### Activity
Each line in the data holding "true" should be listed.

Entries from a dataset of interfaces
::::
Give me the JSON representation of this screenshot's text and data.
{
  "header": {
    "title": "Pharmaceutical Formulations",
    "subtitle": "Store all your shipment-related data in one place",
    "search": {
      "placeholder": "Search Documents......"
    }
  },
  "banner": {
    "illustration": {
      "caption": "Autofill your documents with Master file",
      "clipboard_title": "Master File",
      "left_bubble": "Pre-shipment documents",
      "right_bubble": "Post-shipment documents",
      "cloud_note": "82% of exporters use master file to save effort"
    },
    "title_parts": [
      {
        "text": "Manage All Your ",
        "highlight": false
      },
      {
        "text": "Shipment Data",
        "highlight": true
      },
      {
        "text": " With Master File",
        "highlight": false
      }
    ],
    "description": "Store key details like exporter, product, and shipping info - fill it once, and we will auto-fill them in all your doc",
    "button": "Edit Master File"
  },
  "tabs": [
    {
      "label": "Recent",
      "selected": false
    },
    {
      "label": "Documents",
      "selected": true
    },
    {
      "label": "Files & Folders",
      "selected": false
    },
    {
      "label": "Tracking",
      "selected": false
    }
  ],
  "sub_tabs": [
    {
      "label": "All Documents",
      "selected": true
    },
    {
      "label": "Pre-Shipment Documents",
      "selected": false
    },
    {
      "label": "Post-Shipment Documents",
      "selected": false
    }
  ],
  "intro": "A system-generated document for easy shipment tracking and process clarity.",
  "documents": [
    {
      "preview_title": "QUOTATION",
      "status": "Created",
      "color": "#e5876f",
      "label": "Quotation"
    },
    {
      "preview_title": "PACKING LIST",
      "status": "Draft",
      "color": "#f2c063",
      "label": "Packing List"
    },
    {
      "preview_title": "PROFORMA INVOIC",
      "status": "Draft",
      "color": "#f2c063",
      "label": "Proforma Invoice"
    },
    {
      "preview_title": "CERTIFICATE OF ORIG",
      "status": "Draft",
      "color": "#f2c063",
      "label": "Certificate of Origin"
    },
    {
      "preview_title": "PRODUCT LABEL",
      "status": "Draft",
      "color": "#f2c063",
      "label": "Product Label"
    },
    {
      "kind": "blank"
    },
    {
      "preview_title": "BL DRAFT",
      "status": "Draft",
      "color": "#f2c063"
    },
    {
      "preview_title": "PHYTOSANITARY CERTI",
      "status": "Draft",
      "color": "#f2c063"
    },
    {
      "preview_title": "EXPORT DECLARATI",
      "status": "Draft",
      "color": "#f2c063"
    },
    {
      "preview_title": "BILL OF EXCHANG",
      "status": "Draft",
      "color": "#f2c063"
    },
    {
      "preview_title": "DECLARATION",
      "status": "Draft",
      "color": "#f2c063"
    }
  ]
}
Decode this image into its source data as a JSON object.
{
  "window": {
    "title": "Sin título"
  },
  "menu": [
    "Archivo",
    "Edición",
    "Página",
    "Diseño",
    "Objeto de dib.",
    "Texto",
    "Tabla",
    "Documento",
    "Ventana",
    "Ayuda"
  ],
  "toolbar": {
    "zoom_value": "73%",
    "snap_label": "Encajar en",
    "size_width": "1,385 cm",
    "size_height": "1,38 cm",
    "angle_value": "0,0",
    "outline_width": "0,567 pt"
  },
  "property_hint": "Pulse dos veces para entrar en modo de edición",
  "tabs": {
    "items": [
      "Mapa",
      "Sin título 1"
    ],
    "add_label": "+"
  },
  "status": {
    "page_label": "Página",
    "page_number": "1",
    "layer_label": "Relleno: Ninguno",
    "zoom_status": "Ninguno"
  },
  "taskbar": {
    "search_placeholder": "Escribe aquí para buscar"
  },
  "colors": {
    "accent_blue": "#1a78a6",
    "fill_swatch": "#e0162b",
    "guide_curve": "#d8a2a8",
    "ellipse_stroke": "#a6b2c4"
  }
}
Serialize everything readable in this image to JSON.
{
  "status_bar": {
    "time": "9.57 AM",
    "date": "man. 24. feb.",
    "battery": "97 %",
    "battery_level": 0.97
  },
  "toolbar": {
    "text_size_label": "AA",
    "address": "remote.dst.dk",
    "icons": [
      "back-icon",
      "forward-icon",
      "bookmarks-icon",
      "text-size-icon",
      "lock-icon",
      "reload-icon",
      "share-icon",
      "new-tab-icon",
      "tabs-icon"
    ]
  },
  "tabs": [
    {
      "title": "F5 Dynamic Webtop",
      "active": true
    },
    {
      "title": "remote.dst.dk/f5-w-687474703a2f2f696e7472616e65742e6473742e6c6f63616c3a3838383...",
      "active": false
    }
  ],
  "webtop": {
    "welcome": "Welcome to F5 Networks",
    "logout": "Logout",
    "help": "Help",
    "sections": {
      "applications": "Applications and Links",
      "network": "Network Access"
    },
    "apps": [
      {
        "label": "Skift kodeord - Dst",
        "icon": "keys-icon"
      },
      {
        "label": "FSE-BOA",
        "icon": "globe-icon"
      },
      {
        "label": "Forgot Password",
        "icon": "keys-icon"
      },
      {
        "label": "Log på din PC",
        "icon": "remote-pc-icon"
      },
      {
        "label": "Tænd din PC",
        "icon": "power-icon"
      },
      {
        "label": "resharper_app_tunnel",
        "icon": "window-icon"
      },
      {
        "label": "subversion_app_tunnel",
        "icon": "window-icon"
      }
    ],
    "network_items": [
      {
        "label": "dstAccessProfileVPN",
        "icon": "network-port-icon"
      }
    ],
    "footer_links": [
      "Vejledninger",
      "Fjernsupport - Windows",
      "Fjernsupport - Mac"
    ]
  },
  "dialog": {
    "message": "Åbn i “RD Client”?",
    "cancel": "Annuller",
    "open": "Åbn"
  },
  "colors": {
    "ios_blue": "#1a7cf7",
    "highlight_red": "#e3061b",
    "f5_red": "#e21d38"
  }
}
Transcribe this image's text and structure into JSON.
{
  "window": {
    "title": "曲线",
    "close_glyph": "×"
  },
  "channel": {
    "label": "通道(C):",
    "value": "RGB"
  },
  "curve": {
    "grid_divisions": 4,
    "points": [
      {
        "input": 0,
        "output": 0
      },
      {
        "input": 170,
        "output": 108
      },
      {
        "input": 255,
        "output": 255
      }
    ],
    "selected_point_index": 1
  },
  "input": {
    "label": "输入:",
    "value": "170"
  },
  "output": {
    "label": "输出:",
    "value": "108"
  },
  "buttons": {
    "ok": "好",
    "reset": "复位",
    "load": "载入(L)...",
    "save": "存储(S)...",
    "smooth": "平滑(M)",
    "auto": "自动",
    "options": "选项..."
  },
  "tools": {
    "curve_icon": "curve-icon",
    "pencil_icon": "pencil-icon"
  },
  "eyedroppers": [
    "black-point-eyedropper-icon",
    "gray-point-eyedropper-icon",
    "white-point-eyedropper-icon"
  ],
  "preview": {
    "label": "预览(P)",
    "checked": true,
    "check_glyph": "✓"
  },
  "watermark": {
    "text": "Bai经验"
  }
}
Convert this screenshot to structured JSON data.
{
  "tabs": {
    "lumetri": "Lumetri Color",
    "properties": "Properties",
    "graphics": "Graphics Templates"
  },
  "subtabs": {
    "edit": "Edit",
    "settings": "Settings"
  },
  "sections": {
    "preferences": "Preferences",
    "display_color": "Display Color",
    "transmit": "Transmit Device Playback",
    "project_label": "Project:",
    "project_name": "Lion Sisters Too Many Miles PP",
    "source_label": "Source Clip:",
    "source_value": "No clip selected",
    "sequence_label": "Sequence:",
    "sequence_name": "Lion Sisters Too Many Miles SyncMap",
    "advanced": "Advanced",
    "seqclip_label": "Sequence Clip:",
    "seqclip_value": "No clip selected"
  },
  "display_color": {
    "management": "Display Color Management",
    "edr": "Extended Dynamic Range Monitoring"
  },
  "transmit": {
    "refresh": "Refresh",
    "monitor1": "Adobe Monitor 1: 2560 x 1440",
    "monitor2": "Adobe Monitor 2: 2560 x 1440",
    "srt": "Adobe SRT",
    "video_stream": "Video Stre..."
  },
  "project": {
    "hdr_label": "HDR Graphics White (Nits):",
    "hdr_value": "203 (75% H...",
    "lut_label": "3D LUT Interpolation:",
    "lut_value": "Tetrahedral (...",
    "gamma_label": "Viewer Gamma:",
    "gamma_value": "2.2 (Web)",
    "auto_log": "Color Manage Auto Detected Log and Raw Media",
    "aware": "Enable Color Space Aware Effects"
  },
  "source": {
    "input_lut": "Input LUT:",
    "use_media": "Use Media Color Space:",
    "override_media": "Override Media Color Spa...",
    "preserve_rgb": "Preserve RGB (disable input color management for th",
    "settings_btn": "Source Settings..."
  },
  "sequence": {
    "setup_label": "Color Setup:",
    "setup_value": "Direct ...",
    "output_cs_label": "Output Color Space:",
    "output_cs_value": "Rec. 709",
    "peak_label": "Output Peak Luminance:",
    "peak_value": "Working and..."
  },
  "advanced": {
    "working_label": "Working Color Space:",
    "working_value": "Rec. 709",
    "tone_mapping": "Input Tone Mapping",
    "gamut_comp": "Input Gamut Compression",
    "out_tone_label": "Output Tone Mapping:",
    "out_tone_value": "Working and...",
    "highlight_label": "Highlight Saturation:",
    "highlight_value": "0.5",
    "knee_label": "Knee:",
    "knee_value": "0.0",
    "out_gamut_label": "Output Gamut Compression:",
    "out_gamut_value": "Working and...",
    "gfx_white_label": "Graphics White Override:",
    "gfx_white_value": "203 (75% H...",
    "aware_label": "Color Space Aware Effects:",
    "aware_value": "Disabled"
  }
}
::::
### Solution to the problem
        "highlight": true
      "selected": true
      "selected": true
      "active": true
    "checked": true,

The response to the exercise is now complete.